Camp out at the Halifax airport any afternoon and you’re bound to see the line of anxious grannies ready to pounce on adorable toddlers like sweethearts waiting for GIs to return from war.
On average, the province sees a net loss of 1,300 people between the ages of 20 and 29 each year, according to the Halifax Partnership. That’s roughly the entire population of small Nova Scotia communities such as Parrsboro and Canso. Tiny, postcard-perfect Shelburne on the South Shore now has nearly 1,000 more seniors than it does children under 14, based on the latest census data.
In recent months a number of public figures have argued for relaxing immigration caps as a way to address this death-spiral of an aging, shrinking population that does not have the tax base to pay for essential services. Some have even made an economic-development argument for bringing in Syrian refugees. There is something Monty Python-esque to things being so grim in Nova Scotia that perhaps the world’s most destitute could save us.
Of course, I do not understand what would compel a Syrian refugee to stay in Nova Scotia longer than those twentysomethings who leave every year. Unlike the Syrians, those local kids have families and friends in the Maritimes, and grew up eating that gross fried bologna. Presumably, all else being equal, they would be just as happy to stay home and become a middle-aged grunt, paying taxes and dragging kids to hockey practice in Kentville as in Oakville, Ont.
The economic challenges this outmigration presents and the evasive public-policy solutions are outside my grasp, but I have a clearer window into the impacts on people.
While I don’t want to indulge in a feelings autopsy for a Maritime kid who “went down the road,” some recent experiences have given me pause on the human impacts of this generational resettlement.

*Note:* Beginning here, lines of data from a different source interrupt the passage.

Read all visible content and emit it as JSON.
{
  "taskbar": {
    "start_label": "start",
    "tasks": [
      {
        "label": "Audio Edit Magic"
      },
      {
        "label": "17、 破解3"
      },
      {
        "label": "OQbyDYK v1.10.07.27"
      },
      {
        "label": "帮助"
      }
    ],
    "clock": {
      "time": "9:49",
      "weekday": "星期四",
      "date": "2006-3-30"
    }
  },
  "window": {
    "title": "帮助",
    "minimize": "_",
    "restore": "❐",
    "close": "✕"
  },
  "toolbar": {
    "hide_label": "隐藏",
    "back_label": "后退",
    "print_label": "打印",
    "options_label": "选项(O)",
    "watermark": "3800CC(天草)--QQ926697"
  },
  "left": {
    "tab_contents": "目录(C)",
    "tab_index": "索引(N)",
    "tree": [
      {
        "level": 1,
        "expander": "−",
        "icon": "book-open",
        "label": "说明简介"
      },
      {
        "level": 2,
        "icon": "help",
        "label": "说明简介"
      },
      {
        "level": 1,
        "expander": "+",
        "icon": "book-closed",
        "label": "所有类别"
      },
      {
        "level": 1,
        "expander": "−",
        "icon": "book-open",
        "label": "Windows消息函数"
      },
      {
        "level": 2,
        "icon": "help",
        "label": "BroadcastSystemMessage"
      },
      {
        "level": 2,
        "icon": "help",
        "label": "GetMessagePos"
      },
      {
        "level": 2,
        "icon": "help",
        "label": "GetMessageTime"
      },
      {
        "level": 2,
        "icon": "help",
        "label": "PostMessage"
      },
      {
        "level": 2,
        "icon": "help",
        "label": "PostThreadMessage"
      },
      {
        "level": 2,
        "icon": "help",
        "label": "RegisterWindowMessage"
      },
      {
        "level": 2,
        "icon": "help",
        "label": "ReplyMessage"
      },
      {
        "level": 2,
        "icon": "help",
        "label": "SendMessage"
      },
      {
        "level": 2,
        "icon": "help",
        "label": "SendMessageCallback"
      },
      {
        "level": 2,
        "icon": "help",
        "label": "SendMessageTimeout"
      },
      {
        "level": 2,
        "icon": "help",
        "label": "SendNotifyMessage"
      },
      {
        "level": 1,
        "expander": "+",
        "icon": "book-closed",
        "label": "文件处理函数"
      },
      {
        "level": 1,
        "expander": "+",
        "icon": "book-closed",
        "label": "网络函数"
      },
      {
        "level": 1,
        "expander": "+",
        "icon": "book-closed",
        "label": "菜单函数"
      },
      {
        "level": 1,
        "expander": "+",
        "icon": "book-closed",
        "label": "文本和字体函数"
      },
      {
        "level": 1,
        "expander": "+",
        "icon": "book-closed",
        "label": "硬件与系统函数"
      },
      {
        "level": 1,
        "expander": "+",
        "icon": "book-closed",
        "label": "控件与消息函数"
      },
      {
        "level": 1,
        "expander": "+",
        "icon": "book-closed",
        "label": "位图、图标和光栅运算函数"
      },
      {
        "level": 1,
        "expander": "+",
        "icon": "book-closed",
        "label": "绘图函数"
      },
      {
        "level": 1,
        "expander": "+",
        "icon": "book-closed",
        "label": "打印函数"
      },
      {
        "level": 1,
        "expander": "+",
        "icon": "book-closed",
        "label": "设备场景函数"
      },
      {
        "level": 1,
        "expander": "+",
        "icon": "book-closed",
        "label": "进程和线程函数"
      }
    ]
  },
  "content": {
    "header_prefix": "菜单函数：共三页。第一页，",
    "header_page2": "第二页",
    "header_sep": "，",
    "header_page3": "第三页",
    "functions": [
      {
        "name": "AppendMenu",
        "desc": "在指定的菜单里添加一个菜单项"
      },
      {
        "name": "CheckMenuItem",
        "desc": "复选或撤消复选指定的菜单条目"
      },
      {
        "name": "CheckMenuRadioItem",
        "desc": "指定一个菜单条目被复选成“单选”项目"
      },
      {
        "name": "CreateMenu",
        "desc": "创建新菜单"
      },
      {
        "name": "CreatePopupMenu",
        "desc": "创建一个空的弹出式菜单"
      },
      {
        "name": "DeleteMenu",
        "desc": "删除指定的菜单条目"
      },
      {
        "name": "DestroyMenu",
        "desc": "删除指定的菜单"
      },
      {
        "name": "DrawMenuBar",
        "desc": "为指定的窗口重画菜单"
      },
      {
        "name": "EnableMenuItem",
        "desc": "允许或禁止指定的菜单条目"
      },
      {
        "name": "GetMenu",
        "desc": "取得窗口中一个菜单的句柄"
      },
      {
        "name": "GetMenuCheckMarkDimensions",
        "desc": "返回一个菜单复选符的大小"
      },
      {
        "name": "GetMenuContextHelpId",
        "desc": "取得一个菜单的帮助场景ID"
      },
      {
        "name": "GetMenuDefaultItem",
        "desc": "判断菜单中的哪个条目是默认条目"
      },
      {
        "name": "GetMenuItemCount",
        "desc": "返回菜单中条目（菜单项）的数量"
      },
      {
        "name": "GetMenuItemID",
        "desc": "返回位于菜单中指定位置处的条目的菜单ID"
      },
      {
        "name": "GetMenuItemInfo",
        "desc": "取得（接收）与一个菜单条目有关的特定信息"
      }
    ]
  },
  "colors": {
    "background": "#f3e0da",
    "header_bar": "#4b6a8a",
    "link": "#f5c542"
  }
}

A close friend back in Halifax and his family suffered an unspeakable tragedy in late 2015, the loss of a child. Of course, heartbreak of that nature is immediately devastating, and grieving and recovery is a long, torturous process.
Like many in my generation of Nova Scotians, my friend’s support network of siblings and close friends are part of that Maritime diaspora and scattered across the country; Calgary, Toronto, Ottawa. Some were able to fly home for the funeral, some checked in on him over Christmas, but beyond that it’s text messages, e-mails and hoping he picks up the phone if things get rough.
It’s hard not to ask yourself if his recovery wouldn’t be easier had he grown up in Vancouver and his support network was close enough by to go to wing night once a week to take his mind off his troubles.
Less traumatic, but just as gnawing, is the guilt you feel about those poor Maritime grannies. One of the pure joys at their stage of life is the grandchildren – their vitality and love is like a B12 shot for my own folks. I know they count the weeks until they’ll next see the kids, and I notice the not-so-subtle melancholy that descends toward the end of a week-long visit, knowing it may be six months or more before they get their hands on them again.
My sister and I will also face more practical challenges with our aging parents in the decade ahead.
For the time being, I stay true to my roots by rotating in the Stan Rogers rendition of Farewell to Nova Scotia to my son’s bedtime routine. He calls it “Noba Scotia.”
Connor Robinson lives in Ottawa.